• What the task requires:
From the records below, copy the lines that include "true".

• Records for the task:

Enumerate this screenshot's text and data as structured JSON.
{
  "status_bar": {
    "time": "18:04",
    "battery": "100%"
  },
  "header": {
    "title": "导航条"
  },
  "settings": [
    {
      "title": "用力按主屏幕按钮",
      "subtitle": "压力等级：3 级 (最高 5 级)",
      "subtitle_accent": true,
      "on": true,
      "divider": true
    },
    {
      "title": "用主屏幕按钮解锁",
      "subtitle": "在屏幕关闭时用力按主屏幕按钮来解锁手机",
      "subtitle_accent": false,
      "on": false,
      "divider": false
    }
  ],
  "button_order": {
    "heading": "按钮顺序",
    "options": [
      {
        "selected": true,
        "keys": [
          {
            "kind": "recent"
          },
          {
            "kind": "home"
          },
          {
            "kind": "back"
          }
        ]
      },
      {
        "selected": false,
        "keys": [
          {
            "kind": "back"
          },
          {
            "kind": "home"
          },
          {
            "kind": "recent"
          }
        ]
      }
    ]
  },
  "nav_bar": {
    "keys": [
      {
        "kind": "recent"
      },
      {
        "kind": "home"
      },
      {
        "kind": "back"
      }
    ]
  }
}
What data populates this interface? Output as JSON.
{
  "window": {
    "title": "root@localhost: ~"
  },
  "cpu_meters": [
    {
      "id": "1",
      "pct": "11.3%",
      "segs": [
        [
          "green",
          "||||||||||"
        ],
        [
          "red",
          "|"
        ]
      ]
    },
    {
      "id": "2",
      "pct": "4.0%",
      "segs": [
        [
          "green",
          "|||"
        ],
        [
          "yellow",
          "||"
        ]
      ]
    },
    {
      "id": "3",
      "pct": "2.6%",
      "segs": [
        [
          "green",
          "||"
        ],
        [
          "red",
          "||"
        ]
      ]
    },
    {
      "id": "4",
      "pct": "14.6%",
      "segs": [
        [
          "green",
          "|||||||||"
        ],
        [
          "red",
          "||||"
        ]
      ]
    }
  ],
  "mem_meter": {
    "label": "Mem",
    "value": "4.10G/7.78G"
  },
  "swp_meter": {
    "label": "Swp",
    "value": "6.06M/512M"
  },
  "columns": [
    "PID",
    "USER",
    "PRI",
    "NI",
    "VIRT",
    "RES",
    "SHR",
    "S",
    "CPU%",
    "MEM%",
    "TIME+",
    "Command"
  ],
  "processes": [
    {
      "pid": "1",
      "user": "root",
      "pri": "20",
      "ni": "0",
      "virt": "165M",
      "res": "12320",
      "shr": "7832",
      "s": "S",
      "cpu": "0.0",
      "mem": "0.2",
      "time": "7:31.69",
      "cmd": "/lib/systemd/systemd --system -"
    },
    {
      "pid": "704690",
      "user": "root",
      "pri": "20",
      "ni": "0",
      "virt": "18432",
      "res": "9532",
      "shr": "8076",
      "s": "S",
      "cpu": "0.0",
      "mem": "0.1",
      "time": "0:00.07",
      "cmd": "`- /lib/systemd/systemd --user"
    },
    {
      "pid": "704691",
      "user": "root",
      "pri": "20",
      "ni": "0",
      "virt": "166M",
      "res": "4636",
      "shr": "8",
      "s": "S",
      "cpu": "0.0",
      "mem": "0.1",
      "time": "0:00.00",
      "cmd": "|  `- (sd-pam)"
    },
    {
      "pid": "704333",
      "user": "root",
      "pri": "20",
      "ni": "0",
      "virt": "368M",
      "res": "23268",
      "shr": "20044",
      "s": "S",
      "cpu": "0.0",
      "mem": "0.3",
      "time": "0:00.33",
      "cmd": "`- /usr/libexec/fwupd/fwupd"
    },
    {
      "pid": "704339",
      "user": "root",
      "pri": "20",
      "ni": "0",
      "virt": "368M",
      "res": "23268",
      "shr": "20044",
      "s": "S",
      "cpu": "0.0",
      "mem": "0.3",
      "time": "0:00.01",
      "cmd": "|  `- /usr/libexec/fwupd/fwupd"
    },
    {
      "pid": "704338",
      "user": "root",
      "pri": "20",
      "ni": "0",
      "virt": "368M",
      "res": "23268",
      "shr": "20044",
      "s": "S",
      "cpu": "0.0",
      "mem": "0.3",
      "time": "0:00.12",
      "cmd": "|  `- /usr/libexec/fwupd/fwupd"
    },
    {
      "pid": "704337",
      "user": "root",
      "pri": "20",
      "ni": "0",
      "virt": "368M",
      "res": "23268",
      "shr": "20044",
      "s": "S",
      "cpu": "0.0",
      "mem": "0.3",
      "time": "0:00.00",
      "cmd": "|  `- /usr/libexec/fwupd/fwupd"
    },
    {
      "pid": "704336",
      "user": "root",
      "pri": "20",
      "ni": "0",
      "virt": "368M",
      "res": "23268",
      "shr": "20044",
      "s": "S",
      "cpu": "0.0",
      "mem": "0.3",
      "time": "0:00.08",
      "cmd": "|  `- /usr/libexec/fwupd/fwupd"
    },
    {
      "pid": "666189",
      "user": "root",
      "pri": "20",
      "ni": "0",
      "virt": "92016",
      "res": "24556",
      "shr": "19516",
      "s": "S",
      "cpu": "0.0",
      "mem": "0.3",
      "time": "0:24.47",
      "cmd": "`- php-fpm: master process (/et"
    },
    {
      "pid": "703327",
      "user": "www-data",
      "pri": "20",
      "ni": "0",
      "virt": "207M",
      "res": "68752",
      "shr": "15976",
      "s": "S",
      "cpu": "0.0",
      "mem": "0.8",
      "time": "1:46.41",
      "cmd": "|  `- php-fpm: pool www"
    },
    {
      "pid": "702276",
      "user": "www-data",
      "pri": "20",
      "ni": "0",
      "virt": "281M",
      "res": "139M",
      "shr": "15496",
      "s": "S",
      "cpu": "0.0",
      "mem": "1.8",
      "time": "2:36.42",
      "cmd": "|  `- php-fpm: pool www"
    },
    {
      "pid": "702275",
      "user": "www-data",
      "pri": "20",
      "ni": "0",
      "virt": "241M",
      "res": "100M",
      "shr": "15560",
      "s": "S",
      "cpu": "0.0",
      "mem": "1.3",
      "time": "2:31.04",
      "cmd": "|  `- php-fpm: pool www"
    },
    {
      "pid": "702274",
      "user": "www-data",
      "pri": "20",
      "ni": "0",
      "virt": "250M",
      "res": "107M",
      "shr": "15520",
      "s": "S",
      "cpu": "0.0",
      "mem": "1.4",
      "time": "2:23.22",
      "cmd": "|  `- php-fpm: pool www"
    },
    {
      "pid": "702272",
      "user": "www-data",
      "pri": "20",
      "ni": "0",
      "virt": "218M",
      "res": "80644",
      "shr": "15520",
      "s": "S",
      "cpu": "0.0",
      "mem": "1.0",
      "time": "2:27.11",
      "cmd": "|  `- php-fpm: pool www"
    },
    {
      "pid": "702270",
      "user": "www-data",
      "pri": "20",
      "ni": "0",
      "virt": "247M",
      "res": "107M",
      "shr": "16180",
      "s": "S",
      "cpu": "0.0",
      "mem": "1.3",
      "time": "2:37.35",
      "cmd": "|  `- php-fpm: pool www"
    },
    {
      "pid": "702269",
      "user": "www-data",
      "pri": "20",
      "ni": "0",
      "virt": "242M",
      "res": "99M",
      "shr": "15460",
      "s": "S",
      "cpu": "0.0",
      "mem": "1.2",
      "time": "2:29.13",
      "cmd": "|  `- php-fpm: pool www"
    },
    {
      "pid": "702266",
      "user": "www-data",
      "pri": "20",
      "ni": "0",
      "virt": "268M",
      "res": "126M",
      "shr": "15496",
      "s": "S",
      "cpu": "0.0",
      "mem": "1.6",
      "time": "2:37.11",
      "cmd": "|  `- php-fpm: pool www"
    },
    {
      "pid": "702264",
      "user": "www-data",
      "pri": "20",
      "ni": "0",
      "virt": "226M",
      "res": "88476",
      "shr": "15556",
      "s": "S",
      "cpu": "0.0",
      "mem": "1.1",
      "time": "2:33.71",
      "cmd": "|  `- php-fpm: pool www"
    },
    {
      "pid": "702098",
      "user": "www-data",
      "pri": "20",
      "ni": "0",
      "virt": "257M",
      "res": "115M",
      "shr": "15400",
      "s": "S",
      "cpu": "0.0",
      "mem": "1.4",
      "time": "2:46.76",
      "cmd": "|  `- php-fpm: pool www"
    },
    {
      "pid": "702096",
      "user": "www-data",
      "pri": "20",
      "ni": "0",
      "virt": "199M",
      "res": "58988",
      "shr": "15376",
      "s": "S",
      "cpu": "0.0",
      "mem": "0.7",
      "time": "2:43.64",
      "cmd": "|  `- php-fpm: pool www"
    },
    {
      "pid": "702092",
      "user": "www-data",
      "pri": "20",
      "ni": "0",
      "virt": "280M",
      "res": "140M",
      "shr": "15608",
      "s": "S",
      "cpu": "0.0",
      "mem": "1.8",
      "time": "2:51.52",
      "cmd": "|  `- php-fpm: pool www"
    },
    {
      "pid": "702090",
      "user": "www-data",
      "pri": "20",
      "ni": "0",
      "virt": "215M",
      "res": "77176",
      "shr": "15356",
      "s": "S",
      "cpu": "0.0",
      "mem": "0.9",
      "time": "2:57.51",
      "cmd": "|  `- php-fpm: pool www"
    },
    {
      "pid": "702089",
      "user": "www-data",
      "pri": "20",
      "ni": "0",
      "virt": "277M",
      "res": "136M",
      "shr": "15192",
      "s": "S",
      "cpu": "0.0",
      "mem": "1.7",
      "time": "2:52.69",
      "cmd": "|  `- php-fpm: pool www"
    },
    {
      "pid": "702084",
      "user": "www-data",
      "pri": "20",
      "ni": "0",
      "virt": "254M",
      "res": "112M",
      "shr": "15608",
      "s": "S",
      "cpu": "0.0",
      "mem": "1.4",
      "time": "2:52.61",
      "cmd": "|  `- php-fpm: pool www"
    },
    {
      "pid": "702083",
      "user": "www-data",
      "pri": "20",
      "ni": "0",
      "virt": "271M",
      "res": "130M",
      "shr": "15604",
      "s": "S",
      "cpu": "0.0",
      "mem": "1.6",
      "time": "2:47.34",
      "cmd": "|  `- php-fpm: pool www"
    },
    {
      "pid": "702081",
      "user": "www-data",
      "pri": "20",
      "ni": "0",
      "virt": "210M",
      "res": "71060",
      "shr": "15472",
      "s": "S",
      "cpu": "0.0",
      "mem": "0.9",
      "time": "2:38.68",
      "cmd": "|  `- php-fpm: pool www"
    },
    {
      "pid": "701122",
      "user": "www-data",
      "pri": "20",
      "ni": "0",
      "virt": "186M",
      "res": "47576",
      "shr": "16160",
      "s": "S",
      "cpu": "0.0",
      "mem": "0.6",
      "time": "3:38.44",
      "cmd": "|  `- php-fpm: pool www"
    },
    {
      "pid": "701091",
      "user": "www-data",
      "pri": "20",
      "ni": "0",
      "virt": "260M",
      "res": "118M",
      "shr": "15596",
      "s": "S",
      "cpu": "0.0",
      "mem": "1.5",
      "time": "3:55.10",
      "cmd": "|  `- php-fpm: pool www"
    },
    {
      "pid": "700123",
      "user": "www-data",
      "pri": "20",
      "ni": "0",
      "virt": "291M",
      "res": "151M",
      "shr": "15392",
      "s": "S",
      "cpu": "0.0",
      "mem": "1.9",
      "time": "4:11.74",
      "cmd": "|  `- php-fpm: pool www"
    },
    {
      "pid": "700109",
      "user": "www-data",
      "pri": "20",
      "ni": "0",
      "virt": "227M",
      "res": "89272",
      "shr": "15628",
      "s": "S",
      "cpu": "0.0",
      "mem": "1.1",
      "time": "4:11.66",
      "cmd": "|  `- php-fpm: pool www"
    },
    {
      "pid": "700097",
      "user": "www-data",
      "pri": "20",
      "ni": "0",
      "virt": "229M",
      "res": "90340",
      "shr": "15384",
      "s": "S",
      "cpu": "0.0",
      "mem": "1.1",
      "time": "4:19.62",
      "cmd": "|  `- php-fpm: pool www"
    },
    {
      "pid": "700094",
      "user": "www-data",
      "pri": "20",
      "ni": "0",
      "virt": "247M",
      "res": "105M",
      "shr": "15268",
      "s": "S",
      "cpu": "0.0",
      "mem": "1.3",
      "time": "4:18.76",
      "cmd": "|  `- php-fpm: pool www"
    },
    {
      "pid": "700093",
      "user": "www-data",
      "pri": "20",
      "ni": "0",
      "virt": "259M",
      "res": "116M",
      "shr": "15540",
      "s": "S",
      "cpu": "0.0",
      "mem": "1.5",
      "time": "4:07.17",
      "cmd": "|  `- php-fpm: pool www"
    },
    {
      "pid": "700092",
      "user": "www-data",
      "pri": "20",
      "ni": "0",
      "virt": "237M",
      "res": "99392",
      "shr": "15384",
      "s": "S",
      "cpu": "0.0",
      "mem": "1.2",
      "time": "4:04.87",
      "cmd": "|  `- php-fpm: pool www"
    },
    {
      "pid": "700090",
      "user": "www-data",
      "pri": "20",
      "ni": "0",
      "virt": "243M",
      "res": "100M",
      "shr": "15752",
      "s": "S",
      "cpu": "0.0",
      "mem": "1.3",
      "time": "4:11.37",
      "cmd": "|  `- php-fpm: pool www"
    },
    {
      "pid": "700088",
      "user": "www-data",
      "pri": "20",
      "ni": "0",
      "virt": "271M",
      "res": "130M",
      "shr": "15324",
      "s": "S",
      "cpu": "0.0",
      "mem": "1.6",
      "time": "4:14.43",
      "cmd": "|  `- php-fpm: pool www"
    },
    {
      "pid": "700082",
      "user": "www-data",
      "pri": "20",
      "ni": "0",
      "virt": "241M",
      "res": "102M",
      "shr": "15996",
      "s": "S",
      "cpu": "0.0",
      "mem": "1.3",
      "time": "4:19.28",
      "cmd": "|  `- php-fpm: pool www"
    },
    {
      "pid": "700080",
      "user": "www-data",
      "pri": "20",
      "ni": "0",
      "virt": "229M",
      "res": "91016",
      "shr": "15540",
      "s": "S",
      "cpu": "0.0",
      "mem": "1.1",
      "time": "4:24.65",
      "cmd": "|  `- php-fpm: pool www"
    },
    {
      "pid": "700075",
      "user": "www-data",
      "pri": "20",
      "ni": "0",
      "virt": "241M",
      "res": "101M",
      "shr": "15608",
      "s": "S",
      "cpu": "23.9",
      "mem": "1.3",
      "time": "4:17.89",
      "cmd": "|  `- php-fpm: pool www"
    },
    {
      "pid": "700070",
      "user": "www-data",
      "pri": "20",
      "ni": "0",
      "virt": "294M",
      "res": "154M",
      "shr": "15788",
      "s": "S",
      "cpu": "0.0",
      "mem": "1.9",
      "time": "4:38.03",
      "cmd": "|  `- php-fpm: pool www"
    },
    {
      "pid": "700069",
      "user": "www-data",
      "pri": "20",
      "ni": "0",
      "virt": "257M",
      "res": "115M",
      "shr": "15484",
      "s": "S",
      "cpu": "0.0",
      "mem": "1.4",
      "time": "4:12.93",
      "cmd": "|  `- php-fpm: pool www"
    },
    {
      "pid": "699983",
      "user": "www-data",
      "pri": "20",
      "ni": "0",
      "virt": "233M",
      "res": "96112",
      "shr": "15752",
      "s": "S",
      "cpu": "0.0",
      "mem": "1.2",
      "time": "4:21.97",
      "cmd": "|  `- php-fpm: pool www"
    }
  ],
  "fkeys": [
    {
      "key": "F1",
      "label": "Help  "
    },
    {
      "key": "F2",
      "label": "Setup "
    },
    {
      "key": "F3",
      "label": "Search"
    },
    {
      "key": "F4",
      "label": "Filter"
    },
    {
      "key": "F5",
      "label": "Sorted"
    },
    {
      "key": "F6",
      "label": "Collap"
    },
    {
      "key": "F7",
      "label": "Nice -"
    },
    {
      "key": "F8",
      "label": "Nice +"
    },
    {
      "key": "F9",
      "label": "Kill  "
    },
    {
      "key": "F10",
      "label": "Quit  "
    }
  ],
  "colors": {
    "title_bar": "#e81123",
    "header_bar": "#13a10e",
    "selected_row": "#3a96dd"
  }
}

• Solution below:
      "subtitle_accent": true,
      "on": true,
      "divider": true
        "selected": true,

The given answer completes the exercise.